On Saturday, the campaign scored its biggest turnout yet, with tens of thousands converging on a downtown square in Beirut for a virtually unprecedented protest.
At the end of the demonstration, activists gave the government 72 hours to meet their demands, but they began their sit-in several hours before the deadline expired.
"(We began early) for the element of surprise," Bourjeily told AFP, adding additional measures could be announced later Tuesday.
"It will depend on the response of the government."
- 'Trash piling up' -
Fellow organiser Marwan Maalouf laid the blame directly on Mashnuq, who has been criticised for failing to draw up a solution to the trash crisis.
"The trash is piling up in homes everywhere, and who is responsible for this situation? It's the minister of environment," Maalouf said.
The closure of the landfill was announced last year, but despite the lead time, the government found no alternative.
As an interim solution, municipalities have been dumping trash in empty lots, river beds and valleys.
Mashnuq has said he will not resign, but he withdrew on Monday from the cabinet committee dealing with the crisis.
Media reported that Mashnuq left the embassy in a motorcade after the protesters had been evicted.
A source close to Prime Minister Tammam Salam called on demonstrators "to wait for two or three days" to hear the proposals of an ad hoc committee set up Monday and headed by Culture Minister Akram Chehayeb.
Throughout the sit-in, a crowd of supporters demonstrated outside the ministry.
"We don't want the parliament of trash, or the parliament of extension," they sang, referring to the Lebanese legislature which has extended its own term twice since 2009.
Parliament has been unable to elect a president since the Michel Sleiman's term expired in May 2014, and deep political rifts have left the cabinet too divided to function.

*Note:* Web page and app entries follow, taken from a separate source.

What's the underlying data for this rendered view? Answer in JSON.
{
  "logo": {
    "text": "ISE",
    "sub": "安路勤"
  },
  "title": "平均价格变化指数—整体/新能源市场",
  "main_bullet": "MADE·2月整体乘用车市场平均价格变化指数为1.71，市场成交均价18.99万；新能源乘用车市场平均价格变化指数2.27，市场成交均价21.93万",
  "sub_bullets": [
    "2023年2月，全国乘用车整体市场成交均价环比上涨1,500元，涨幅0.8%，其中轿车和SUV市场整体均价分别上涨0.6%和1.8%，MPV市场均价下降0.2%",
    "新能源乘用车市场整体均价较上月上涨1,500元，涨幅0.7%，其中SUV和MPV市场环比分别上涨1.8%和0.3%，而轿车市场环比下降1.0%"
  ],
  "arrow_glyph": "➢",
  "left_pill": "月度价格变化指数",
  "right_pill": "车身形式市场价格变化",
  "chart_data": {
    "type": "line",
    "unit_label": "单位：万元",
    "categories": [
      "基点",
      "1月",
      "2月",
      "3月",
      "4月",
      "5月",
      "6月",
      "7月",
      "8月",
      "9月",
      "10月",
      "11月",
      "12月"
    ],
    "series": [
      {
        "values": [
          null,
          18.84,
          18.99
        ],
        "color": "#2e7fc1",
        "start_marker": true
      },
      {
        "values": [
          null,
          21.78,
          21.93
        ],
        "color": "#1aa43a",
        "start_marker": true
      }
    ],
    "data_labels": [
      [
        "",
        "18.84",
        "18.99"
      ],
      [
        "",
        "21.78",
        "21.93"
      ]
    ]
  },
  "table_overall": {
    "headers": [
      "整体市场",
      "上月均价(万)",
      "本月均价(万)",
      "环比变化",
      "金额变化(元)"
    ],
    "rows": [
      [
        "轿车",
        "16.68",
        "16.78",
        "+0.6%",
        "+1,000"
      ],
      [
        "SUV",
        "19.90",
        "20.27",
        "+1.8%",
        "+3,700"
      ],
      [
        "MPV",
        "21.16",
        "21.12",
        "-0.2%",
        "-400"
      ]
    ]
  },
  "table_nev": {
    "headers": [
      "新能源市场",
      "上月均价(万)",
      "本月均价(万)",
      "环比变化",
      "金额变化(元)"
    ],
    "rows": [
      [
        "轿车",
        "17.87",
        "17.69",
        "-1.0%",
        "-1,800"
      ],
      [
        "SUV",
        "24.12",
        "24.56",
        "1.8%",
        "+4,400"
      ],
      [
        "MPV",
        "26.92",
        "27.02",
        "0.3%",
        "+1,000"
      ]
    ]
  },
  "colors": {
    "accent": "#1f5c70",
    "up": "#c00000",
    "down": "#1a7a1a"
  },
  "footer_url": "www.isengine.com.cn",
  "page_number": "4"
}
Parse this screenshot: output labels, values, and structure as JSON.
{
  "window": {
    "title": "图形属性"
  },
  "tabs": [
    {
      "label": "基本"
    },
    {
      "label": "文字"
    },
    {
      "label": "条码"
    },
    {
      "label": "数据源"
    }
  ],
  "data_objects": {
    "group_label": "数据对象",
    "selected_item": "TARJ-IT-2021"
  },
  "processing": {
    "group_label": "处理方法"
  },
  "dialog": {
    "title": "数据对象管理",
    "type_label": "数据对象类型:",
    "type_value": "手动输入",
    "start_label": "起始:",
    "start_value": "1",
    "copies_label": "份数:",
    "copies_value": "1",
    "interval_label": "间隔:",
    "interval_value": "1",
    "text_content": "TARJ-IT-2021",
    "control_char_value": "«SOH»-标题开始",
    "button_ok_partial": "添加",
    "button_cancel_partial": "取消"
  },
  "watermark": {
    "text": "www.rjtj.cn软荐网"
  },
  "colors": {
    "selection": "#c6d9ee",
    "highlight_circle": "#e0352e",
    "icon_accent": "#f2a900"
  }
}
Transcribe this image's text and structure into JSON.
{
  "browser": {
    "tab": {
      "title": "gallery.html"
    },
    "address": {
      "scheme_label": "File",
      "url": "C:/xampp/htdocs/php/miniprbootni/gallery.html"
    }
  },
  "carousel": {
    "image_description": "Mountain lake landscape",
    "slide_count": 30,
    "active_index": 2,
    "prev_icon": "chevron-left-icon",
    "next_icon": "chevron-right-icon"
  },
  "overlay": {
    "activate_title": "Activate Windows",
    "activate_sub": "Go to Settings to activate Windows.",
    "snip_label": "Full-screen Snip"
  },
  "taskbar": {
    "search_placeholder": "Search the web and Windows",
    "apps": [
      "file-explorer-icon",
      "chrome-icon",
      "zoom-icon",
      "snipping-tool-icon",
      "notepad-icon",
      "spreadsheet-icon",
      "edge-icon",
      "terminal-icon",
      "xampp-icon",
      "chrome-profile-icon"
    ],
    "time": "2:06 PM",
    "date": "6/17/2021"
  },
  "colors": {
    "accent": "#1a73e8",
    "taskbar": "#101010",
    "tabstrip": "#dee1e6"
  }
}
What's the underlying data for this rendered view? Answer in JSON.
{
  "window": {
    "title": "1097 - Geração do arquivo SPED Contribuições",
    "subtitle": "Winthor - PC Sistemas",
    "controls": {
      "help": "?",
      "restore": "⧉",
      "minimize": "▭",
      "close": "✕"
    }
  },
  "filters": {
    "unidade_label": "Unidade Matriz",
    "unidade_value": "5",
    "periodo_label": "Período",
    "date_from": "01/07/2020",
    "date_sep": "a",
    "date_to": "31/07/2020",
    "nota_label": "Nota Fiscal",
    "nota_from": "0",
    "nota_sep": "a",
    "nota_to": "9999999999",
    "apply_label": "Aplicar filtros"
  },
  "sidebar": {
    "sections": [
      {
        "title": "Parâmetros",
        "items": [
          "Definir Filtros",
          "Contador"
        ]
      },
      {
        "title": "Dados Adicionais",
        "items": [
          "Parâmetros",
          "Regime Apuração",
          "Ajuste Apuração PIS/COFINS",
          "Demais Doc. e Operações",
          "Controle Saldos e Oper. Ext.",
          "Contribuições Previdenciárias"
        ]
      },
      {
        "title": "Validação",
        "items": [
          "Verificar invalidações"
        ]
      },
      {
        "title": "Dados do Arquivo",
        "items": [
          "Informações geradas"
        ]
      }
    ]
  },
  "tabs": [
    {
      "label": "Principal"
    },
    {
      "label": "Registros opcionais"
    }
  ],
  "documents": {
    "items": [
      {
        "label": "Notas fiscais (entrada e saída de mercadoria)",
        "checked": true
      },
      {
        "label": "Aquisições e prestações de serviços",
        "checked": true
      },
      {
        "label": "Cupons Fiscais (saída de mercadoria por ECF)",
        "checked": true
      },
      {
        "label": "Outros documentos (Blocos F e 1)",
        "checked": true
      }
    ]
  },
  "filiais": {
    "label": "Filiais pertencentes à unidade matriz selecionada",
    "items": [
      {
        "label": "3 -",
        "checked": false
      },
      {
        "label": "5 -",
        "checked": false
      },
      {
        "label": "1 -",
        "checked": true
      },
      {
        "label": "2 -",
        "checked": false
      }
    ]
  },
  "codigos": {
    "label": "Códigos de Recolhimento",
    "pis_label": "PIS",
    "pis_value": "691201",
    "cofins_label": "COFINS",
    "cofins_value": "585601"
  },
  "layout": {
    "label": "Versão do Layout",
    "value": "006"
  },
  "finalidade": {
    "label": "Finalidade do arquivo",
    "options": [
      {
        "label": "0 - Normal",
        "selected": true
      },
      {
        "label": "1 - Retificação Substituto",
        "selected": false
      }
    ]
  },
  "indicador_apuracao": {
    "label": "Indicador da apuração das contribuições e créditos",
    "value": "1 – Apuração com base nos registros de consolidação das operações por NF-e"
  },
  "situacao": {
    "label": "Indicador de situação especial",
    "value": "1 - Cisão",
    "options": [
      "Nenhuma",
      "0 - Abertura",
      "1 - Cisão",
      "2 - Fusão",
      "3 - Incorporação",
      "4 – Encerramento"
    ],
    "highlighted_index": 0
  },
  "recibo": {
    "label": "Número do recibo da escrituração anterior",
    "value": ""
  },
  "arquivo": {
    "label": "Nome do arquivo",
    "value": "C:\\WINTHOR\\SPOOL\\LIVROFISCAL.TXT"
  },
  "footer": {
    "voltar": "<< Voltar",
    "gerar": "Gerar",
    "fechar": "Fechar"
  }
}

Parliament speaker Nabih Berri has called for a dialogue among various political leaders to begin September 9, but activists called the plan a bid to divert attention from their demands.